Burbank said the Brady tract is a “charming open space” right next to everyday happenings in town. It was once the homestead of a “very independent family,” he said. He’d like to locate the foundation of the Brady homestead “and leave it as it is.”

Historical commission member Carolyn Crowell says a project such as that Burbank envisions would need “a general town information campaign” based on material held in the town archives.

There are issues to consider, Crowell said. One would involve any new structures being placed above the floodplain mark, something likely to run afoul of the Old Kings Highway Historic District Committee.

Burbank says a new channel into the area would help kill invasive vegetation, which appears at first glance to be taking over. But Crowell adds the point that more water flowing in means tidal water ultimately endangering the village area.

Burbank nonetheless argues the point that Brady’s Island preservation is a “tangible” project; even though it will need a grant award, local support and Town Meeting funds.

“We need to plan carefully,” he told the historical commission. “But we need to move briskly. This area is a real gem. It’s a diamond in the rough. It offers great views of the village. It would attract strollers, painters and photographers.”

The area will get some publicity later this year. Commission member Bill Daley, wrote a chapter on Brady’s Island for the Sandwich 375th birthday celebration book

Then they built 6A

Town Archivist Barbara Gill said the tract was uninterrupted until 1930 when the state built Route 6A through it. She said the Brady family lived on the natural expanse until the early part of the 20th century; with its homestead on the west side of Route 6A.

The area was full of haying operations, Gill said. “Special wood-float shoes were designed for the horses to cut across the marsh during harvests,” she said.

Gill said that after Sandwich was settled, the large expanse of marsh was divided up so townspeople could move in and cut the hay.

The Brady family at times included farmers, glass factory workers and tenders at the railroad crossings.

– See more at: https://sandwich.wickedlocal.com/article/20140206/NEWS/140207613/11436/NEWS#sthash.sIgpEisw.dpuf

Sandwich building could become new cultural center

By George Brennan, capecodonline.com

gbrennan@capecodonline.com

July 28, 2013

SANDWICH – An old building where the children of glass-factory workers once went to school could get new life as a cultural center.

Selectmen have agreed to allow the town’s Historical Commission to spend up to $15,000 to determine what it would take to restore the former Sand Hill School, known more recently as the Clark-Haddad Memorial Building.

Continue reading Sandwich building could become new cultural center

Public/private effort may chart Sand Hill School future in Sandwich

Posted Jun 10, 2013 @ 06:00 AM
SANDWICH —

When it comes to deciding the fate and future of historic properties around Sandwich, the town has had limited success in recent years; Town Hall restoration aside.

What to do with the Forestdale Schoolhouse, Deacon Eldred House on Shawme Pond and the old Sand Hill School / Clark-Haddad Building at Dewey Avenue are cases in point.

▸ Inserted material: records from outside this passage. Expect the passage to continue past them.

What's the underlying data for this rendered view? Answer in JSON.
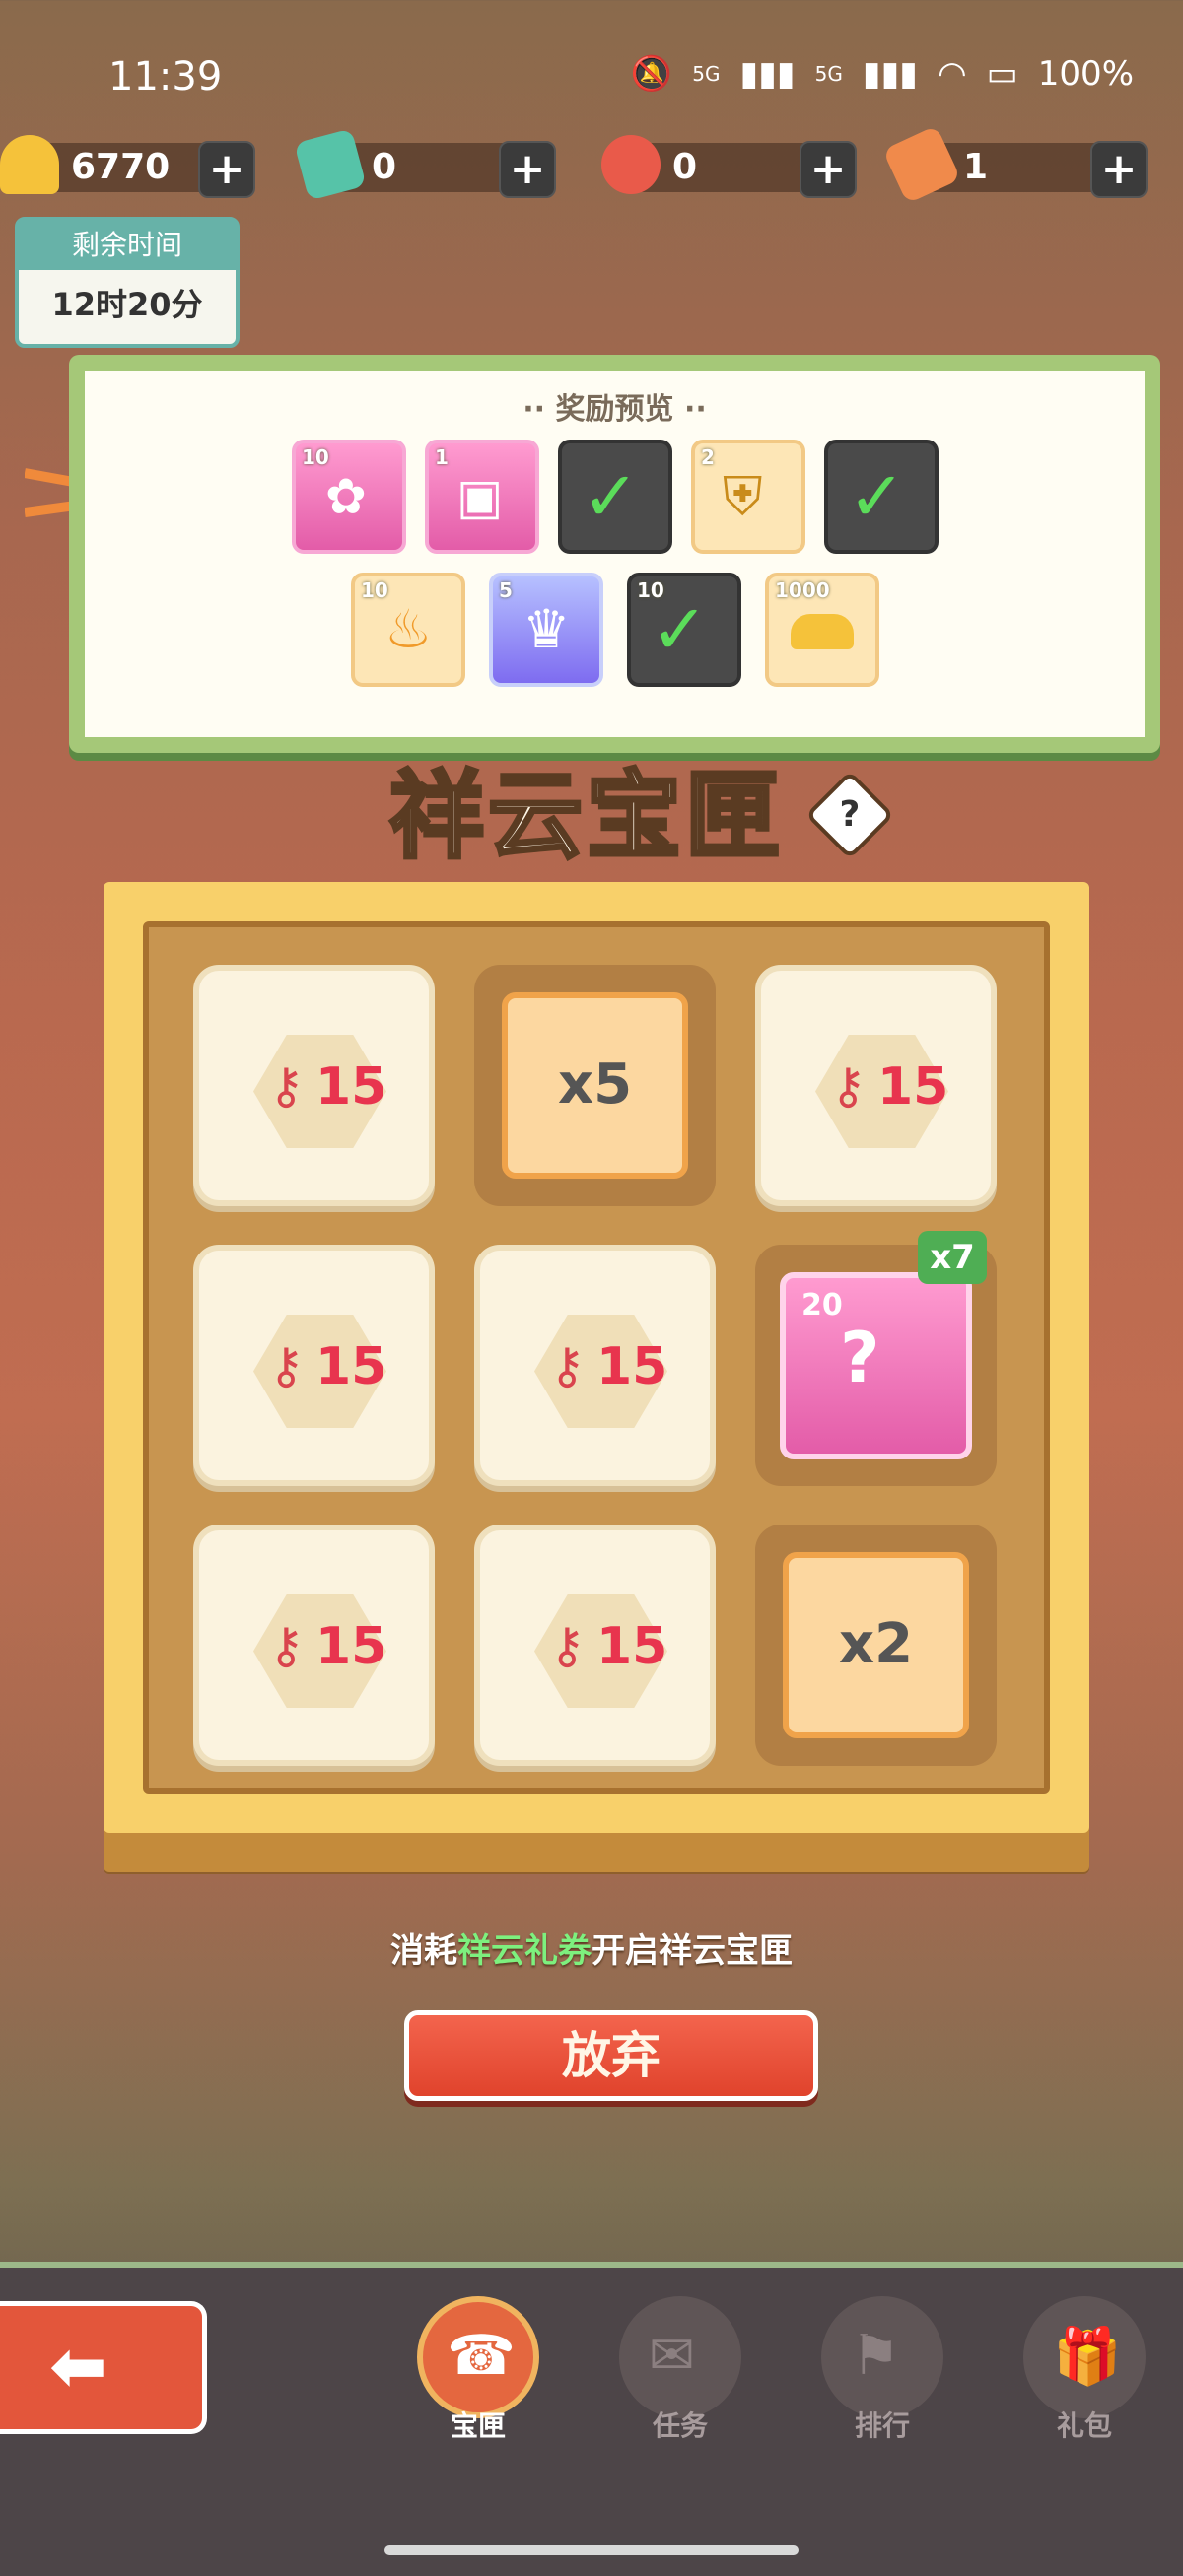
{
  "status": {
    "time": "11:39",
    "signal1": "5G",
    "signal2": "5G",
    "battery": "100%"
  },
  "currency": [
    {
      "icon": "gold-ingot-icon",
      "value": "6770"
    },
    {
      "icon": "ticket-card-icon",
      "value": "0"
    },
    {
      "icon": "key-icon",
      "value": "0"
    },
    {
      "icon": "voucher-icon",
      "value": "1"
    }
  ],
  "timer": {
    "label": "剩余时间",
    "value": "12时20分"
  },
  "reward": {
    "title": "奖励预览",
    "items": [
      {
        "count": "10",
        "style": "pink",
        "claimed": false,
        "icon": "flame-fragment-icon"
      },
      {
        "count": "1",
        "style": "pink",
        "claimed": false,
        "icon": "character-pack-icon"
      },
      {
        "count": "",
        "style": "dark",
        "claimed": true,
        "icon": "check-icon"
      },
      {
        "count": "2",
        "style": "gold",
        "claimed": false,
        "icon": "general-shield-icon"
      },
      {
        "count": "",
        "style": "dark",
        "claimed": true,
        "icon": "check-icon"
      },
      {
        "count": "10",
        "style": "gold",
        "claimed": false,
        "icon": "fire-icon"
      },
      {
        "count": "5",
        "style": "purple",
        "claimed": false,
        "icon": "crest-icon"
      },
      {
        "count": "10",
        "style": "dark",
        "claimed": true,
        "icon": "check-icon"
      },
      {
        "count": "1000",
        "style": "gold",
        "claimed": false,
        "icon": "gold-ingot-icon"
      }
    ]
  },
  "box_title": "祥云宝匣",
  "grid": [
    {
      "type": "key",
      "value": "15"
    },
    {
      "type": "mult",
      "value": "x5"
    },
    {
      "type": "key",
      "value": "15"
    },
    {
      "type": "key",
      "value": "15"
    },
    {
      "type": "key",
      "value": "15"
    },
    {
      "type": "card",
      "count": "20",
      "badge": "x7"
    },
    {
      "type": "key",
      "value": "15"
    },
    {
      "type": "key",
      "value": "15"
    },
    {
      "type": "mult",
      "value": "x2"
    }
  ],
  "consume": {
    "prefix": "消耗",
    "highlight": "祥云礼券",
    "suffix": "开启祥云宝匣"
  },
  "abandon_label": "放弃",
  "nav": [
    {
      "label": "宝匣",
      "icon": "treasure-box-icon",
      "active": true
    },
    {
      "label": "任务",
      "icon": "scroll-icon",
      "active": false
    },
    {
      "label": "排行",
      "icon": "banner-icon",
      "active": false
    },
    {
      "label": "礼包",
      "icon": "gift-icon",
      "active": false
    }
  ]
}
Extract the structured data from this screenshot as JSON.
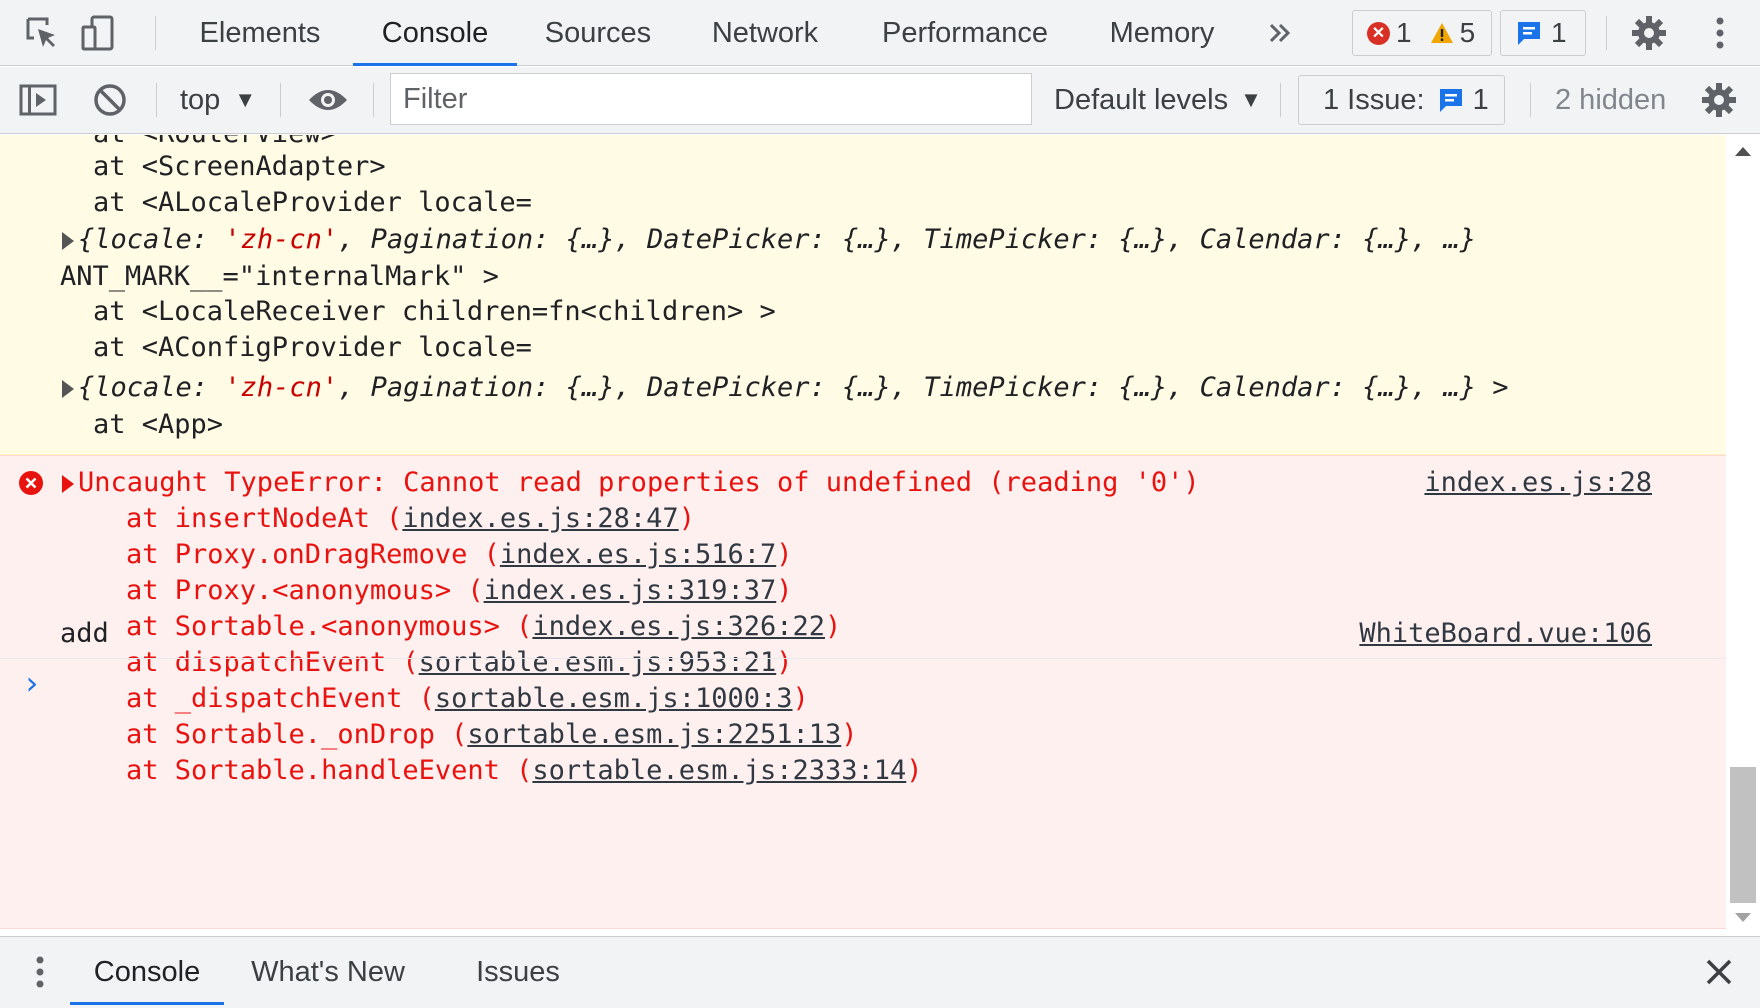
{
  "main_tabs": [
    {
      "label": "Elements"
    },
    {
      "label": "Console"
    },
    {
      "label": "Sources"
    },
    {
      "label": "Network"
    },
    {
      "label": "Performance"
    },
    {
      "label": "Memory"
    }
  ],
  "more_tabs_icon": "chevron-double-right",
  "counters": {
    "errors": "1",
    "warnings": "5",
    "messages": "1"
  },
  "toolbar": {
    "context": "top",
    "filter_placeholder": "Filter",
    "levels": "Default levels",
    "issues_label": "1 Issue:",
    "issues_count": "1",
    "hidden": "2 hidden"
  },
  "warning": {
    "lines": [
      "at <RouterView>",
      "at <ScreenAdapter>",
      "at <ALocaleProvider locale="
    ],
    "obj1": {
      "open": "{",
      "k1": "locale: ",
      "v1": "'zh-cn'",
      "rest": ", Pagination: {…}, DatePicker: {…}, TimePicker: {…}, Calendar: {…}, …}"
    },
    "mark_line": "ANT_MARK__=\"internalMark\" >",
    "line_receiver": "at <LocaleReceiver children=fn<children> >",
    "line_config": "at <AConfigProvider locale=",
    "obj2_tail": " >",
    "line_app": "at <App>"
  },
  "error": {
    "message": "Uncaught TypeError: Cannot read properties of undefined (reading '0')",
    "source": "index.es.js:28",
    "stack": [
      {
        "fn": "at insertNodeAt (",
        "loc": "index.es.js:28:47",
        "end": ")"
      },
      {
        "fn": "at Proxy.onDragRemove (",
        "loc": "index.es.js:516:7",
        "end": ")"
      },
      {
        "fn": "at Proxy.<anonymous> (",
        "loc": "index.es.js:319:37",
        "end": ")"
      },
      {
        "fn": "at Sortable.<anonymous> (",
        "loc": "index.es.js:326:22",
        "end": ")"
      },
      {
        "fn": "at dispatchEvent (",
        "loc": "sortable.esm.js:953:21",
        "end": ")"
      },
      {
        "fn": "at _dispatchEvent (",
        "loc": "sortable.esm.js:1000:3",
        "end": ")"
      },
      {
        "fn": "at Sortable._onDrop (",
        "loc": "sortable.esm.js:2251:13",
        "end": ")"
      },
      {
        "fn": "at Sortable.handleEvent (",
        "loc": "sortable.esm.js:2333:14",
        "end": ")"
      }
    ]
  },
  "log": {
    "text": "add",
    "source": "WhiteBoard.vue:106"
  },
  "prompt_symbol": "›",
  "drawer": {
    "tabs": [
      {
        "label": "Console"
      },
      {
        "label": "What's New"
      },
      {
        "label": "Issues"
      }
    ]
  },
  "colors": {
    "accent": "#1a73e8",
    "error_text": "#e8120f",
    "error_bg": "#fff0f0",
    "warning_bg": "#fffbe5",
    "warning_icon": "#f2a600",
    "error_icon": "#d93025"
  }
}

The Sand Hill School topic has been filled with debate and discussion for years. That discussion continues. Continue reading Public/private effort may chart Sand Hill School future in Sandwich

Five more homes to receive distinctive Sandwich historical markers

SANDWICH BROADSIDER

Posted Jun 06, 2013 @ 08:00 AM

SANDWICH —

 The Sandwich Historical Commission has unanimously approved distinctive markers for five more homes that help define the town’s architectural look and family histories.

A marker will be attached to a Greek revival home at 13 Liberty St. built circa 1850 by an Irish immigrant who worked at the Boston and Sandwich glassworks. Continue reading Five more homes to receive distinctive Sandwich historical markers